The question at the centre of this exhibition was what a world without humans might look like. In this case, however, the exhibition did not present futuristic scenarios of a post-apocalyptic world, but rather suggested that a post-human age had already begun, unnoticed by most. The instruments of a “world without us” are already in place: the first driverless cars are navigating the streets, algorithms produce newspaper articles, and machines translate texts. Even today, human-technological hybrid constellations are not only the subject of numerous Hollywood films, but also contemporary media art. The international artists invited by the Hartware MedienKunstVerein examined a post-human ecology, a post-Anthropocene age when non-human agents had assumed control of the world. These alternative “life” forms – genetically engineered microorganisms or monstrous-looking plants, algorithms and artificially intelligent beings – can more easily adapt to changing circumstances and are thus superior to humans. The exhibition was designed in such a way that visitors felt that they were walking through a greenhouse, filled with clusters of strange-looking plants. The artistic works have been accompanied by cultural-historical and pop-cultural artefacts and films on post-humanism. Following its initial presentation at the Dortmunder U, the exhibition went to Ljubljana (Slovenia) and Rijeka (Croatia).

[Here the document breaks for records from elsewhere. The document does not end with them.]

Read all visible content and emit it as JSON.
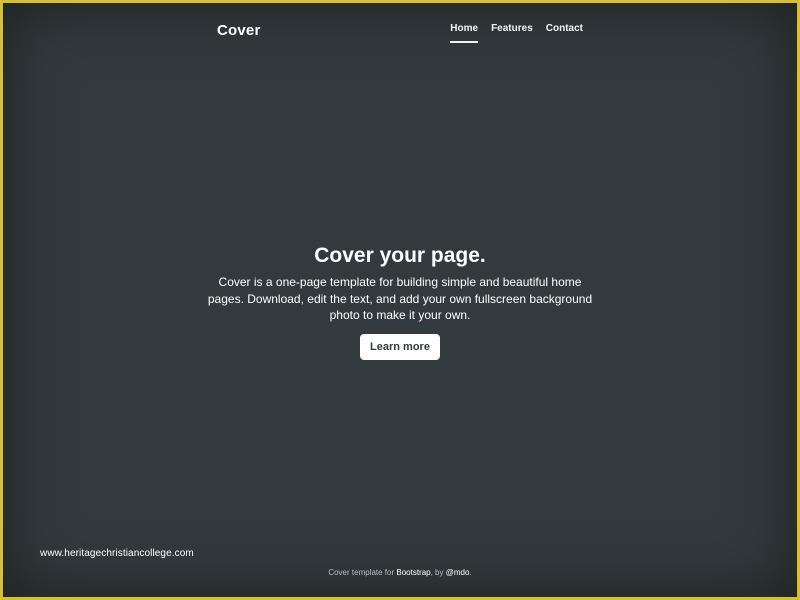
{
  "header": {
    "brand": "Cover",
    "nav": [
      {
        "label": "Home",
        "active": true
      },
      {
        "label": "Features",
        "active": false
      },
      {
        "label": "Contact",
        "active": false
      }
    ]
  },
  "hero": {
    "title": "Cover your page.",
    "lead": "Cover is a one-page template for building simple and beautiful home pages. Download, edit the text, and add your own fullscreen background photo to make it your own.",
    "button_label": "Learn more"
  },
  "watermark": "www.heritagechristiancollege.com",
  "footer": {
    "prefix": "Cover template for ",
    "link1": "Bootstrap",
    "middle": ", by ",
    "link2": "@mdo",
    "suffix": "."
  },
  "colors": {
    "page_border": "#d7c130",
    "background": "#333a3d",
    "text": "#ffffff",
    "footer_text": "#b8bec1"
  }
}
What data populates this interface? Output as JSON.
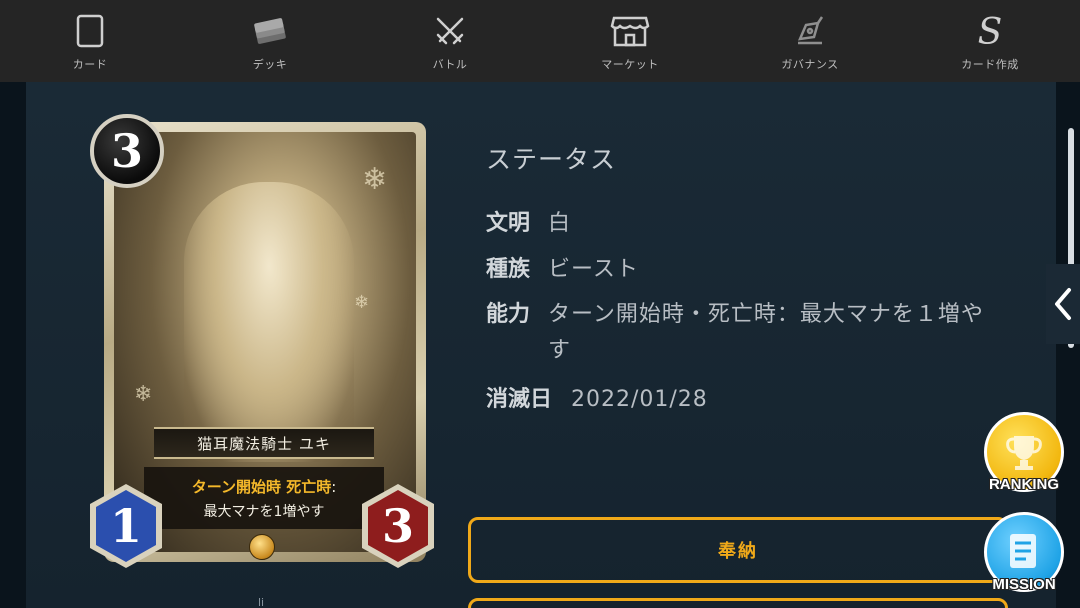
{
  "nav": {
    "items": [
      {
        "label": "カード",
        "icon": "card-icon"
      },
      {
        "label": "デッキ",
        "icon": "deck-icon"
      },
      {
        "label": "バトル",
        "icon": "battle-icon"
      },
      {
        "label": "マーケット",
        "icon": "market-icon"
      },
      {
        "label": "ガバナンス",
        "icon": "governance-icon"
      },
      {
        "label": "カード作成",
        "icon": "card-create-icon"
      }
    ]
  },
  "card": {
    "cost": "3",
    "name": "猫耳魔法騎士 ユキ",
    "ability_head_1": "ターン開始時",
    "ability_head_2": "死亡時",
    "ability_colon": ":",
    "ability_body": "最大マナを1増やす",
    "attack": "1",
    "health": "3"
  },
  "status": {
    "title": "ステータス",
    "rows": [
      {
        "key": "文明",
        "value": "白"
      },
      {
        "key": "種族",
        "value": "ビースト"
      },
      {
        "key": "能力",
        "value": "ターン開始時・死亡時：最大マナを１増やす"
      },
      {
        "key": "消滅日",
        "value": "2022/01/28"
      }
    ]
  },
  "buttons": {
    "offer_label": "奉納"
  },
  "floating": {
    "ranking_label": "RANKING",
    "mission_label": "MISSION"
  },
  "footer": {
    "partial_text": "li"
  },
  "colors": {
    "accent": "#f0a919",
    "nav_bg": "#252525",
    "panel_bg": "#1a2a36",
    "ranking": "#f4c21b",
    "mission": "#1fa3e6"
  }
}
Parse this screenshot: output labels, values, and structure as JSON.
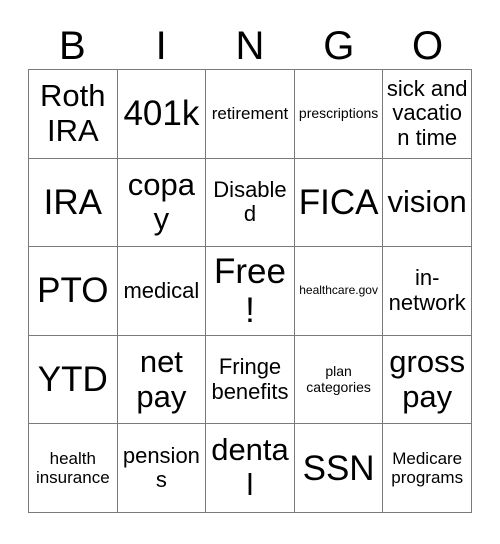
{
  "card": {
    "title_letters": [
      "B",
      "I",
      "N",
      "G",
      "O"
    ],
    "free_space_label": "Free!",
    "colors": {
      "border": "#7a7a7a",
      "background": "#ffffff",
      "text": "#000000"
    },
    "rows": [
      [
        {
          "text": "Roth IRA",
          "size": "xl"
        },
        {
          "text": "401k",
          "size": "xxl"
        },
        {
          "text": "retirement",
          "size": "sm"
        },
        {
          "text": "prescriptions",
          "size": "xs"
        },
        {
          "text": "sick and vacation time",
          "size": "md"
        }
      ],
      [
        {
          "text": "IRA",
          "size": "xxl"
        },
        {
          "text": "copay",
          "size": "xl"
        },
        {
          "text": "Disabled",
          "size": "md"
        },
        {
          "text": "FICA",
          "size": "xxl"
        },
        {
          "text": "vision",
          "size": "xl"
        }
      ],
      [
        {
          "text": "PTO",
          "size": "xxl"
        },
        {
          "text": "medical",
          "size": "md"
        },
        {
          "text": "Free!",
          "size": "xxl"
        },
        {
          "text": "healthcare.gov",
          "size": "xxs"
        },
        {
          "text": "in-network",
          "size": "md"
        }
      ],
      [
        {
          "text": "YTD",
          "size": "xxl"
        },
        {
          "text": "net pay",
          "size": "xl"
        },
        {
          "text": "Fringe benefits",
          "size": "md"
        },
        {
          "text": "plan categories",
          "size": "xs"
        },
        {
          "text": "gross pay",
          "size": "xl"
        }
      ],
      [
        {
          "text": "health insurance",
          "size": "sm"
        },
        {
          "text": "pensions",
          "size": "md"
        },
        {
          "text": "dental",
          "size": "xl"
        },
        {
          "text": "SSN",
          "size": "xxl"
        },
        {
          "text": "Medicare programs",
          "size": "sm"
        }
      ]
    ]
  }
}
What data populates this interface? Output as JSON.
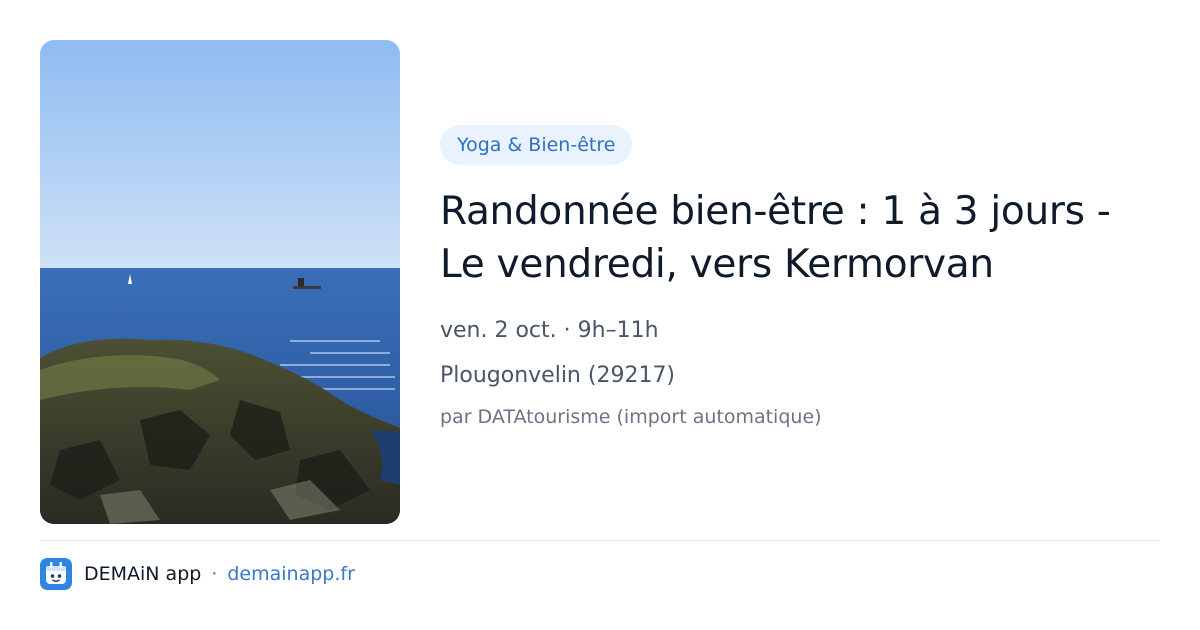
{
  "event": {
    "image_alt": "Côte rocheuse face à la mer",
    "category_tag": "Yoga & Bien-être",
    "title": "Randonnée bien-être : 1 à 3 jours - Le vendredi, vers Kermorvan",
    "datetime": "ven. 2 oct. · 9h–11h",
    "location": "Plougonvelin (29217)",
    "source": "par DATAtourisme (import automatique)"
  },
  "footer": {
    "logo_icon": "demain-app-logo-icon",
    "brand": "DEMAiN app",
    "separator": "·",
    "url": "demainapp.fr"
  },
  "colors": {
    "tag_bg": "#eaf3fd",
    "tag_text": "#2f6fc4",
    "title": "#0f1a2a",
    "link": "#3a78c9",
    "logo_bg": "#2f86e0"
  }
}
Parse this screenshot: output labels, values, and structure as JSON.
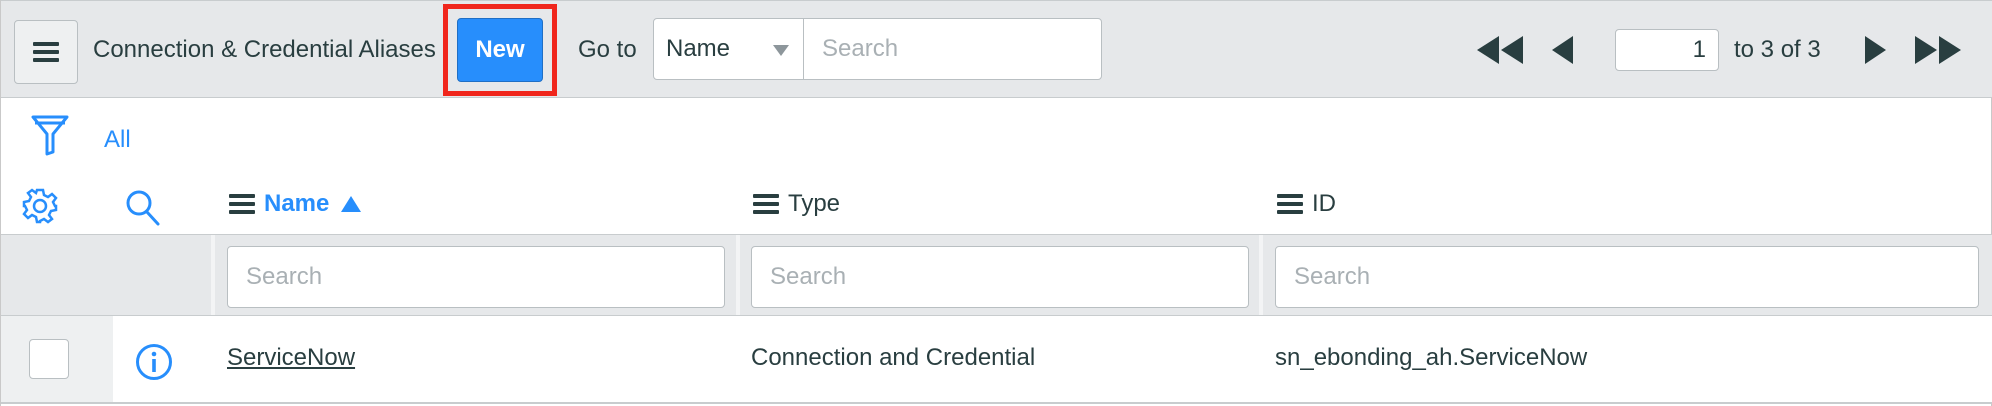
{
  "header": {
    "title": "Connection & Credential Aliases",
    "new_label": "New",
    "goto_label": "Go to",
    "goto_field": "Name",
    "goto_search_placeholder": "Search"
  },
  "pager": {
    "current_page": "1",
    "range_text": "to 3 of 3"
  },
  "filter": {
    "breadcrumb": "All"
  },
  "columns": [
    {
      "label": "Name",
      "sorted": "ascending"
    },
    {
      "label": "Type"
    },
    {
      "label": "ID"
    }
  ],
  "column_search_placeholder": "Search",
  "rows": [
    {
      "name": "ServiceNow",
      "type": "Connection and Credential",
      "id": "sn_ebonding_ah.ServiceNow"
    }
  ],
  "colors": {
    "accent": "#278efc",
    "highlight_box": "#f0261c",
    "header_bg": "#e6e8ea",
    "text": "#293e40"
  },
  "icons": [
    "menu-icon",
    "first-page-icon",
    "prev-page-icon",
    "next-page-icon",
    "last-page-icon",
    "filter-funnel-icon",
    "gear-icon",
    "search-icon",
    "column-menu-icon",
    "sort-ascending-icon",
    "info-icon"
  ]
}
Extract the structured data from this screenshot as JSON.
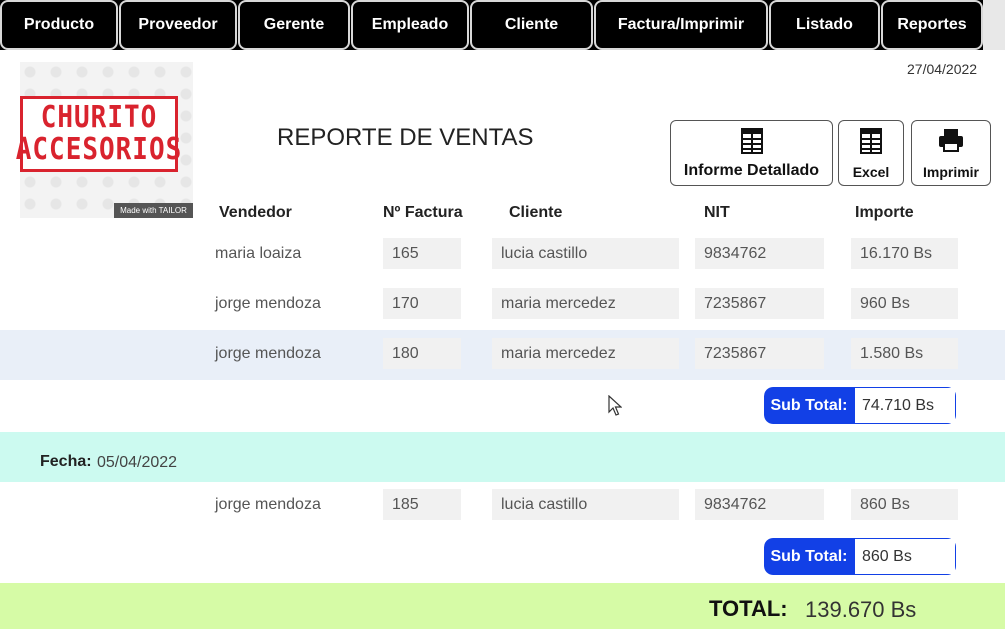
{
  "nav": {
    "items": [
      {
        "label": "Producto"
      },
      {
        "label": "Proveedor"
      },
      {
        "label": "Gerente"
      },
      {
        "label": "Empleado"
      },
      {
        "label": "Cliente"
      },
      {
        "label": "Factura/Imprimir"
      },
      {
        "label": "Listado"
      },
      {
        "label": "Reportes"
      }
    ]
  },
  "logo": {
    "line1": "CHURITO",
    "line2": "ACCESORIOS",
    "made_with": "Made with TAILOR"
  },
  "report": {
    "title": "REPORTE DE VENTAS",
    "date": "27/04/2022"
  },
  "actions": {
    "detailed": "Informe Detallado",
    "excel": "Excel",
    "print": "Imprimir"
  },
  "table": {
    "headers": {
      "vendor": "Vendedor",
      "invoice": "Nº Factura",
      "client": "Cliente",
      "nit": "NIT",
      "amount": "Importe"
    }
  },
  "groups": [
    {
      "rows": [
        {
          "vendor": "maria loaiza",
          "invoice": "165",
          "client": "lucia castillo",
          "nit": "9834762",
          "amount": "16.170 Bs"
        },
        {
          "vendor": "jorge mendoza",
          "invoice": "170",
          "client": "maria mercedez",
          "nit": "7235867",
          "amount": "960 Bs"
        },
        {
          "vendor": "jorge mendoza",
          "invoice": "180",
          "client": "maria mercedez",
          "nit": "7235867",
          "amount": "1.580 Bs"
        }
      ],
      "subtotal_label": "Sub Total:",
      "subtotal": "74.710 Bs"
    },
    {
      "date_label": "Fecha:",
      "date": "05/04/2022",
      "rows": [
        {
          "vendor": "jorge mendoza",
          "invoice": "185",
          "client": "lucia castillo",
          "nit": "9834762",
          "amount": "860 Bs"
        }
      ],
      "subtotal_label": "Sub Total:",
      "subtotal": "860 Bs"
    }
  ],
  "total": {
    "label": "TOTAL:",
    "value": "139.670 Bs"
  },
  "colors": {
    "nav_bg": "#000000",
    "subtotal_accent": "#1240e6",
    "date_band": "#ccfaf0",
    "highlight_row": "#e9eff8",
    "total_band": "#d6fba6",
    "logo_red": "#d9232e"
  }
}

Artistic director: Inke Arns
Artists: Morehshin Allahyari (IR), LaTurbo Avedon (US), Will Benedict (US/FR), David Claerbout (BE), Harun Farocki (DE), Wanuri Kahiu (KE), Ignas Krunglevicius (LT), Mark Leckey (GB), Eva & Franco Mattes (IT/USA), Julien Prévieux (FR), Daniel Rourke (GB), Suzanne Treister (GB) and others
Aksioma, Ljubljana: Summer 2017